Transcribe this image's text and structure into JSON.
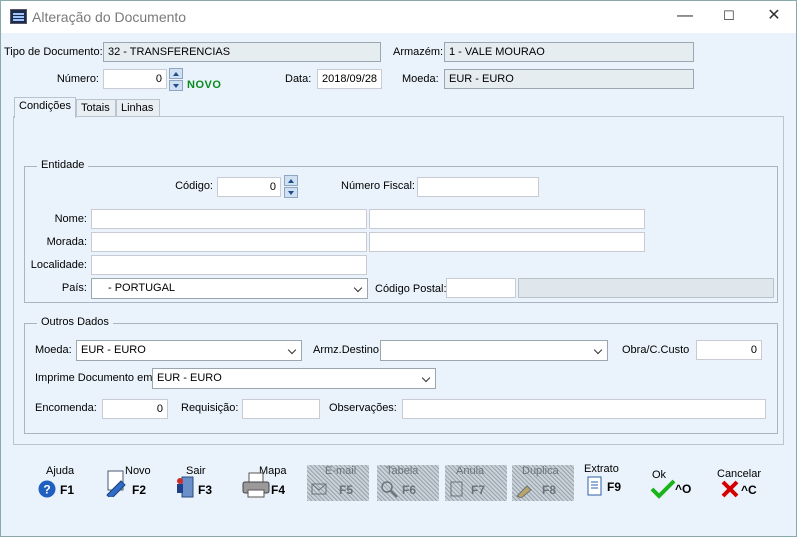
{
  "window": {
    "title": "Alteração do Documento"
  },
  "header": {
    "tipo_label": "Tipo de Documento:",
    "tipo_value": "32 - TRANSFERENCIAS",
    "armazem_label": "Armazém:",
    "armazem_value": "1 - VALE MOURAO",
    "numero_label": "Número:",
    "numero_value": "0",
    "novo_badge": "NOVO",
    "data_label": "Data:",
    "data_value": "2018/09/28",
    "moeda_label": "Moeda:",
    "moeda_value": "EUR - EURO"
  },
  "tabs": [
    {
      "label": "Condições",
      "active": true
    },
    {
      "label": "Totais",
      "active": false
    },
    {
      "label": "Linhas",
      "active": false
    }
  ],
  "entidade": {
    "group_title": "Entidade",
    "codigo_label": "Código:",
    "codigo_value": "0",
    "nif_label": "Número Fiscal:",
    "nif_value": "",
    "nome_label": "Nome:",
    "morada_label": "Morada:",
    "localidade_label": "Localidade:",
    "pais_label": "País:",
    "pais_value": "- PORTUGAL",
    "cp_label": "Código Postal:"
  },
  "outros": {
    "group_title": "Outros Dados",
    "moeda_label": "Moeda:",
    "moeda_value": "EUR - EURO",
    "armz_label": "Armz.Destino:",
    "armz_value": "",
    "obra_label": "Obra/C.Custo",
    "obra_value": "0",
    "imprime_label": "Imprime Documento em:",
    "imprime_value": "EUR - EURO",
    "encomenda_label": "Encomenda:",
    "encomenda_value": "0",
    "requisicao_label": "Requisição:",
    "observacoes_label": "Observações:"
  },
  "toolbar": [
    {
      "label": "Ajuda",
      "key": "F1",
      "icon": "help-icon",
      "enabled": true
    },
    {
      "label": "Novo",
      "key": "F2",
      "icon": "new-document-icon",
      "enabled": true
    },
    {
      "label": "Sair",
      "key": "F3",
      "icon": "exit-door-icon",
      "enabled": true
    },
    {
      "label": "Mapa",
      "key": "F4",
      "icon": "printer-icon",
      "enabled": true
    },
    {
      "label": "E-mail",
      "key": "F5",
      "icon": "email-icon",
      "enabled": false
    },
    {
      "label": "Tabela",
      "key": "F6",
      "icon": "table-search-icon",
      "enabled": false
    },
    {
      "label": "Anula",
      "key": "F7",
      "icon": "cancel-document-icon",
      "enabled": false
    },
    {
      "label": "Duplica",
      "key": "F8",
      "icon": "duplicate-icon",
      "enabled": false
    },
    {
      "label": "Extrato",
      "key": "F9",
      "icon": "statement-icon",
      "enabled": true
    },
    {
      "label": "Ok",
      "key": "^O",
      "icon": "ok-check-icon",
      "enabled": true
    },
    {
      "label": "Cancelar",
      "key": "^C",
      "icon": "cancel-x-icon",
      "enabled": true
    }
  ],
  "colors": {
    "novo": "#0a8a1e",
    "ok": "#1bb31b",
    "cancel": "#d40000",
    "help": "#1f5fbf"
  }
}
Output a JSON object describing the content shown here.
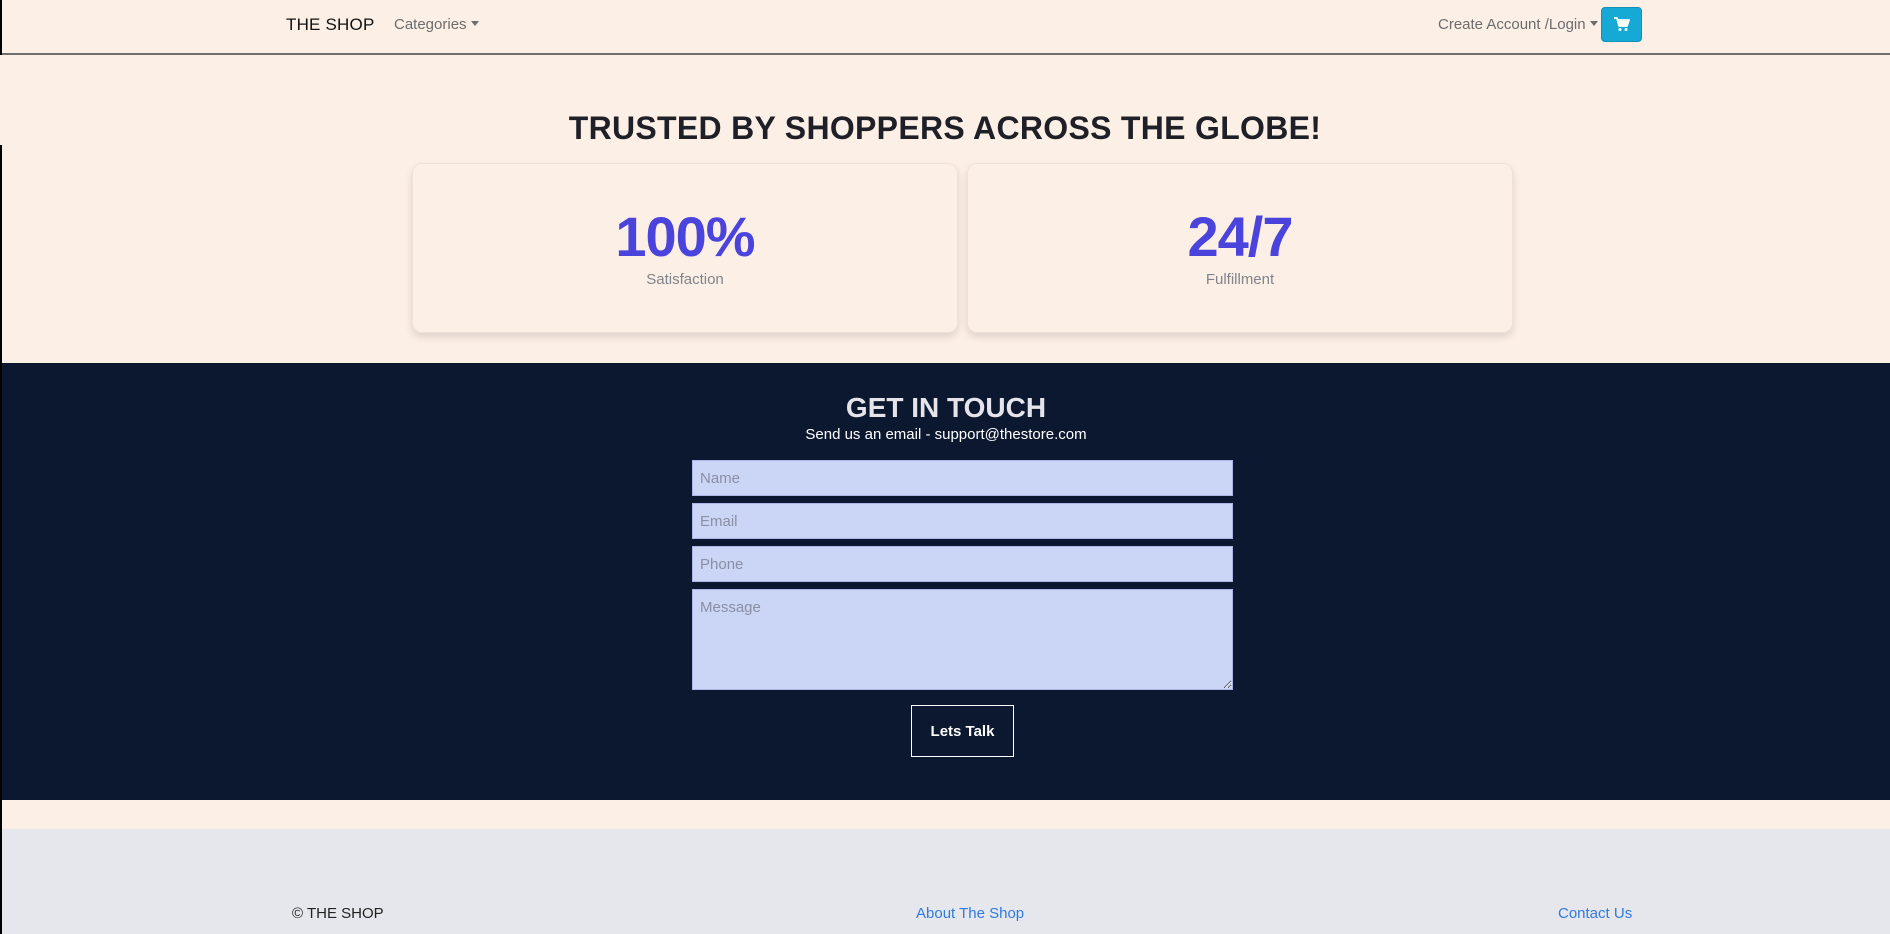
{
  "navbar": {
    "brand": "THE SHOP",
    "categories_label": "Categories",
    "account_label": "Create Account /Login",
    "cart_icon": "cart-icon"
  },
  "trust": {
    "title": "TRUSTED BY SHOPPERS ACROSS THE GLOBE!",
    "stats": [
      {
        "value": "100%",
        "label": "Satisfaction"
      },
      {
        "value": "24/7",
        "label": "Fulfillment"
      }
    ]
  },
  "contact": {
    "title": "GET IN TOUCH",
    "subtitle": "Send us an email - support@thestore.com",
    "name_placeholder": "Name",
    "email_placeholder": "Email",
    "phone_placeholder": "Phone",
    "message_placeholder": "Message",
    "submit_label": "Lets Talk"
  },
  "footer": {
    "copyright": "© THE SHOP",
    "about_label": "About The Shop",
    "contact_label": "Contact Us"
  },
  "colors": {
    "page_bg": "#fcefe6",
    "stat_accent": "#4b44dc",
    "contact_bg": "#0c1730",
    "input_bg": "#cbd5f6",
    "cart_button": "#17a9d6",
    "footer_bg": "#e5e7ec",
    "link": "#2f7be0"
  }
}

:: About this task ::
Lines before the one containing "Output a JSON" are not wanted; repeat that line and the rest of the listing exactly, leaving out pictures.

:: Result of this task ::
Output a JSON object describing the content shown here.
{
  "navbar": {
    "brand": "THE SHOP",
    "categories_label": "Categories",
    "account_label": "Create Account /Login",
    "cart_icon": "cart-icon"
  },
  "trust": {
    "title": "TRUSTED BY SHOPPERS ACROSS THE GLOBE!",
    "stats": [
      {
        "value": "100%",
        "label": "Satisfaction"
      },
      {
        "value": "24/7",
        "label": "Fulfillment"
      }
    ]
  },
  "contact": {
    "title": "GET IN TOUCH",
    "subtitle": "Send us an email - support@thestore.com",
    "name_placeholder": "Name",
    "email_placeholder": "Email",
    "phone_placeholder": "Phone",
    "message_placeholder": "Message",
    "submit_label": "Lets Talk"
  },
  "footer": {
    "copyright": "© THE SHOP",
    "about_label": "About The Shop",
    "contact_label": "Contact Us"
  },
  "colors": {
    "page_bg": "#fcefe6",
    "stat_accent": "#4b44dc",
    "contact_bg": "#0c1730",
    "input_bg": "#cbd5f6",
    "cart_button": "#17a9d6",
    "footer_bg": "#e5e7ec",
    "link": "#2f7be0"
  }
}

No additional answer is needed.